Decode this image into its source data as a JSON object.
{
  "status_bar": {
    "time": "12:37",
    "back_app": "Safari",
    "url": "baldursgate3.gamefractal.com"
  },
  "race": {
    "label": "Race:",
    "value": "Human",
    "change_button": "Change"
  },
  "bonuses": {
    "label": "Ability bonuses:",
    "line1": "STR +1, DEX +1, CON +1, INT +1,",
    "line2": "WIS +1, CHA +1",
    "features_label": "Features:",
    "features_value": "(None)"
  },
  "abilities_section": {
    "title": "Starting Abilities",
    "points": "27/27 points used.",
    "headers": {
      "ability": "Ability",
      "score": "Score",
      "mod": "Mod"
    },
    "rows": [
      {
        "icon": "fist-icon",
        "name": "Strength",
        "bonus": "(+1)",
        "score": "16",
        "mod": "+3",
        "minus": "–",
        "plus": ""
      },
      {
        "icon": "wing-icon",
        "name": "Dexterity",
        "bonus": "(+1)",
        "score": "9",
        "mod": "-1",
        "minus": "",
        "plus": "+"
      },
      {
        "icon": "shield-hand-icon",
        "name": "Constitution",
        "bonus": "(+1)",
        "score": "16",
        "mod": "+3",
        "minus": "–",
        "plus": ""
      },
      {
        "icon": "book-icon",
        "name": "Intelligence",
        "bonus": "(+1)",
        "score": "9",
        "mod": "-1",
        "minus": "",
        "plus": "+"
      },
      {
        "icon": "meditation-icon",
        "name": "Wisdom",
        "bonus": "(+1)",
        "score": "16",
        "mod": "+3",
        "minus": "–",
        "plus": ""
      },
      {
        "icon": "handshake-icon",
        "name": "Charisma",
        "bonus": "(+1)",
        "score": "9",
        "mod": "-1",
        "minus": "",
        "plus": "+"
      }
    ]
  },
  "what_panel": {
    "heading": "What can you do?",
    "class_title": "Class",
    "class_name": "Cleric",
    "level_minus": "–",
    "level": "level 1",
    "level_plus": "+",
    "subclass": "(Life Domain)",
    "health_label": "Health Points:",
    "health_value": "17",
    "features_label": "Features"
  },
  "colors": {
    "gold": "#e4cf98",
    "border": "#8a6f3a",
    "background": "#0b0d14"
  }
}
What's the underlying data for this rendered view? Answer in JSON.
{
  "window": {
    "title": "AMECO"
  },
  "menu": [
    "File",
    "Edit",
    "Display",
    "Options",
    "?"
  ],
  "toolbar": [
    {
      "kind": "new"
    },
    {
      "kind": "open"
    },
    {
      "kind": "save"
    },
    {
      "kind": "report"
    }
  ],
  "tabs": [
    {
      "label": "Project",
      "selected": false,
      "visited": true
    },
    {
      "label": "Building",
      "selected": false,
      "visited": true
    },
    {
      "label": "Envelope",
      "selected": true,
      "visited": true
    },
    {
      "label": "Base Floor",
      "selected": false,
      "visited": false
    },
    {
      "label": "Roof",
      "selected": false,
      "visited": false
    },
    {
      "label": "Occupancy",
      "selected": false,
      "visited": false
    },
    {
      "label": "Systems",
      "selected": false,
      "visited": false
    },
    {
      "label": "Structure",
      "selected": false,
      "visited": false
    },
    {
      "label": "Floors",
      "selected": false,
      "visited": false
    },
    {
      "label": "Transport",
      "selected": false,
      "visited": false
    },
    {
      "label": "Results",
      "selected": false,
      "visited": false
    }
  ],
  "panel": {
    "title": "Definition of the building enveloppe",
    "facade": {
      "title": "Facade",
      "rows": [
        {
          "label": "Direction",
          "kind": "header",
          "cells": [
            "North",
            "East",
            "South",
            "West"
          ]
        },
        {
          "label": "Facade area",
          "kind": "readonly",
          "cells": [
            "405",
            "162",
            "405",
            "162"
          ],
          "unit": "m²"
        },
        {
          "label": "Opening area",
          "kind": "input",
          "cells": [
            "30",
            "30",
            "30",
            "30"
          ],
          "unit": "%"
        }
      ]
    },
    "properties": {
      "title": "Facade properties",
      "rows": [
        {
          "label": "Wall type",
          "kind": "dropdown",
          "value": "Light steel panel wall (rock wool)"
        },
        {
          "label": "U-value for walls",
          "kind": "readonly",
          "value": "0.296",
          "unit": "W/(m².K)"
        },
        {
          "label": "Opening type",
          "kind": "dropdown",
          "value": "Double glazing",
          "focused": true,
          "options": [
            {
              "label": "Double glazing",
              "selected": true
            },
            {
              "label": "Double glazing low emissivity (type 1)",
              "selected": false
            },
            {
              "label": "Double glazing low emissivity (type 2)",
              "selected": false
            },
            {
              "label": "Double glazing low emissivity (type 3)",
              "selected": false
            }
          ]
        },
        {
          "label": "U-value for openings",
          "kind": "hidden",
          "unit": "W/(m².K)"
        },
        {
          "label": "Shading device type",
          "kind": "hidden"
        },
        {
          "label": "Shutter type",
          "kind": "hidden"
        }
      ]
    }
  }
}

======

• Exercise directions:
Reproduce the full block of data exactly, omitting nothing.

• Solution:
Decode this image into its source data as a JSON object.
{
  "status_bar": {
    "time": "12:37",
    "back_app": "Safari",
    "url": "baldursgate3.gamefractal.com"
  },
  "race": {
    "label": "Race:",
    "value": "Human",
    "change_button": "Change"
  },
  "bonuses": {
    "label": "Ability bonuses:",
    "line1": "STR +1, DEX +1, CON +1, INT +1,",
    "line2": "WIS +1, CHA +1",
    "features_label": "Features:",
    "features_value": "(None)"
  },
  "abilities_section": {
    "title": "Starting Abilities",
    "points": "27/27 points used.",
    "headers": {
      "ability": "Ability",
      "score": "Score",
      "mod": "Mod"
    },
    "rows": [
      {
        "icon": "fist-icon",
        "name": "Strength",
        "bonus": "(+1)",
        "score": "16",
        "mod": "+3",
        "minus": "–",
        "plus": ""
      },
      {
        "icon": "wing-icon",
        "name": "Dexterity",
        "bonus": "(+1)",
        "score": "9",
        "mod": "-1",
        "minus": "",
        "plus": "+"
      },
      {
        "icon": "shield-hand-icon",
        "name": "Constitution",
        "bonus": "(+1)",
        "score": "16",
        "mod": "+3",
        "minus": "–",
        "plus": ""
      },
      {
        "icon": "book-icon",
        "name": "Intelligence",
        "bonus": "(+1)",
        "score": "9",
        "mod": "-1",
        "minus": "",
        "plus": "+"
      },
      {
        "icon": "meditation-icon",
        "name": "Wisdom",
        "bonus": "(+1)",
        "score": "16",
        "mod": "+3",
        "minus": "–",
        "plus": ""
      },
      {
        "icon": "handshake-icon",
        "name": "Charisma",
        "bonus": "(+1)",
        "score": "9",
        "mod": "-1",
        "minus": "",
        "plus": "+"
      }
    ]
  },
  "what_panel": {
    "heading": "What can you do?",
    "class_title": "Class",
    "class_name": "Cleric",
    "level_minus": "–",
    "level": "level 1",
    "level_plus": "+",
    "subclass": "(Life Domain)",
    "health_label": "Health Points:",
    "health_value": "17",
    "features_label": "Features"
  },
  "colors": {
    "gold": "#e4cf98",
    "border": "#8a6f3a",
    "background": "#0b0d14"
  }
}
What's the underlying data for this rendered view? Answer in JSON.
{
  "window": {
    "title": "AMECO"
  },
  "menu": [
    "File",
    "Edit",
    "Display",
    "Options",
    "?"
  ],
  "toolbar": [
    {
      "kind": "new"
    },
    {
      "kind": "open"
    },
    {
      "kind": "save"
    },
    {
      "kind": "report"
    }
  ],
  "tabs": [
    {
      "label": "Project",
      "selected": false,
      "visited": true
    },
    {
      "label": "Building",
      "selected": false,
      "visited": true
    },
    {
      "label": "Envelope",
      "selected": true,
      "visited": true
    },
    {
      "label": "Base Floor",
      "selected": false,
      "visited": false
    },
    {
      "label": "Roof",
      "selected": false,
      "visited": false
    },
    {
      "label": "Occupancy",
      "selected": false,
      "visited": false
    },
    {
      "label": "Systems",
      "selected": false,
      "visited": false
    },
    {
      "label": "Structure",
      "selected": false,
      "visited": false
    },
    {
      "label": "Floors",
      "selected": false,
      "visited": false
    },
    {
      "label": "Transport",
      "selected": false,
      "visited": false
    },
    {
      "label": "Results",
      "selected": false,
      "visited": false
    }
  ],
  "panel": {
    "title": "Definition of the building enveloppe",
    "facade": {
      "title": "Facade",
      "rows": [
        {
          "label": "Direction",
          "kind": "header",
          "cells": [
            "North",
            "East",
            "South",
            "West"
          ]
        },
        {
          "label": "Facade area",
          "kind": "readonly",
          "cells": [
            "405",
            "162",
            "405",
            "162"
          ],
          "unit": "m²"
        },
        {
          "label": "Opening area",
          "kind": "input",
          "cells": [
            "30",
            "30",
            "30",
            "30"
          ],
          "unit": "%"
        }
      ]
    },
    "properties": {
      "title": "Facade properties",
      "rows": [
        {
          "label": "Wall type",
          "kind": "dropdown",
          "value": "Light steel panel wall (rock wool)"
        },
        {
          "label": "U-value for walls",
          "kind": "readonly",
          "value": "0.296",
          "unit": "W/(m².K)"
        },
        {
          "label": "Opening type",
          "kind": "dropdown",
          "value": "Double glazing",
          "focused": true,
          "options": [
            {
              "label": "Double glazing",
              "selected": true
            },
            {
              "label": "Double glazing low emissivity (type 1)",
              "selected": false
            },
            {
              "label": "Double glazing low emissivity (type 2)",
              "selected": false
            },
            {
              "label": "Double glazing low emissivity (type 3)",
              "selected": false
            }
          ]
        },
        {
          "label": "U-value for openings",
          "kind": "hidden",
          "unit": "W/(m².K)"
        },
        {
          "label": "Shading device type",
          "kind": "hidden"
        },
        {
          "label": "Shutter type",
          "kind": "hidden"
        }
      ]
    }
  }
}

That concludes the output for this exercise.